De Blasio’s campaign website touted a pro-industrial development agenda as part of his progressive vision and vowed to strengthen the city’s existing industrial business zones. That was partially what made the allocation elimination somewhat of a surprise to some within the IBZ community.
There were many possibilities that could explain the lack of funding, Renz said.
“It could just be an oversight. This is, after all, his first year putting a budget together and this item might have gotten lost somewhere along the way,” Renz said. “Maybe he’s looking to revamp the entire program and it will be in his final budget.”
Community Board 5 in July voted to support creating an industrial business zone in the area south of Myrtle Avenue between Cypress Avenue to the north, Irving Avenue to the south, Hancock street to the west and New York Connecting Railroad Bay Ridge Freight Line to the east.
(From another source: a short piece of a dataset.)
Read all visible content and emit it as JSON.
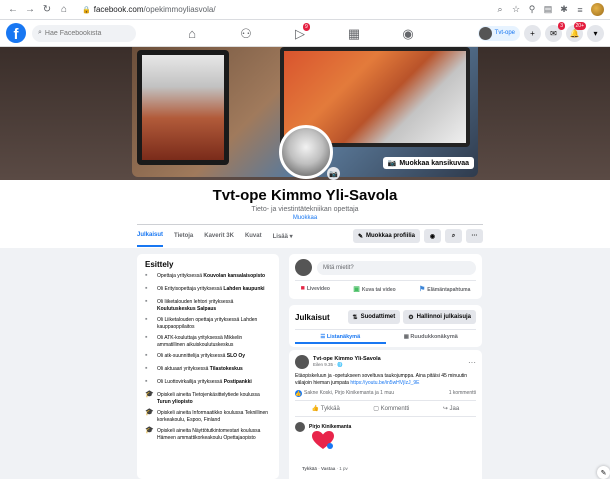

The proposal received overwhelming support from the board, including District Manager Gary Giordano and Chairman Vinny Arcuri.
When the city first launched the IBZ program in 2006, creating zones in places like Maspeth, Jamaica, Astoria, and Long Island City, it was an attempt to lure industrial and manufacturing businesses back to the area – which, like the rest of the country, experienced a mass exodus of such jobs in the 1990s as companies were drawn overseas by cheaper labor and production costs. As part of the IBZ program, companies that relocate to the area received a $1,000 tax credit per employee, up to 100 workers.
The program, many CB 5 members said, would rejuvenate an area that had once had hundreds of knitting mills and textile factories lining its streets – places that made supplies fort hose fighting in World War II and, at one point, as much as one-quarter of the sweaters purchased in the United States.
And while board members have said it’s unlikely those kind of factories would return to Ridgewood, it was expected that an IBZ would have drawn smaller companies to open in the expansive factory buildings, such as architects and design firms.
Jean Tanler of the Maspeth Industrial Business Zone said IBZs provided a boon to small businesses within them and deserved adequate funding within the mayor’s budget. But Eric Palatnik, an attorney who represents some of the properties along Irving Avenue, testified at a CB 5 meeting over the summer that an industrial business zone would be hard to accomplish if property owners were unable to find tenants.
Either way, the Ridgewood resident said he was still hopeful someone would step up to the plate in the end to make sure the adequate funding is set aside. He cited times in the past when former City Councilwoman Diana Reyna helped take the IBZ reins to restore funding into last year’s Bloomberg budget and hoped a similar savior awaited.
“I would hope the City Council can help in restoring these funds,” Renz said. “In my opinion, they should be even higher because the program was cut under Bloomberg. We’re still very much committed to our industrial sector and we hope as the mayor moves forward in his agenda, we will get a clearer consensus of where he’s headed.”
By Phil Corso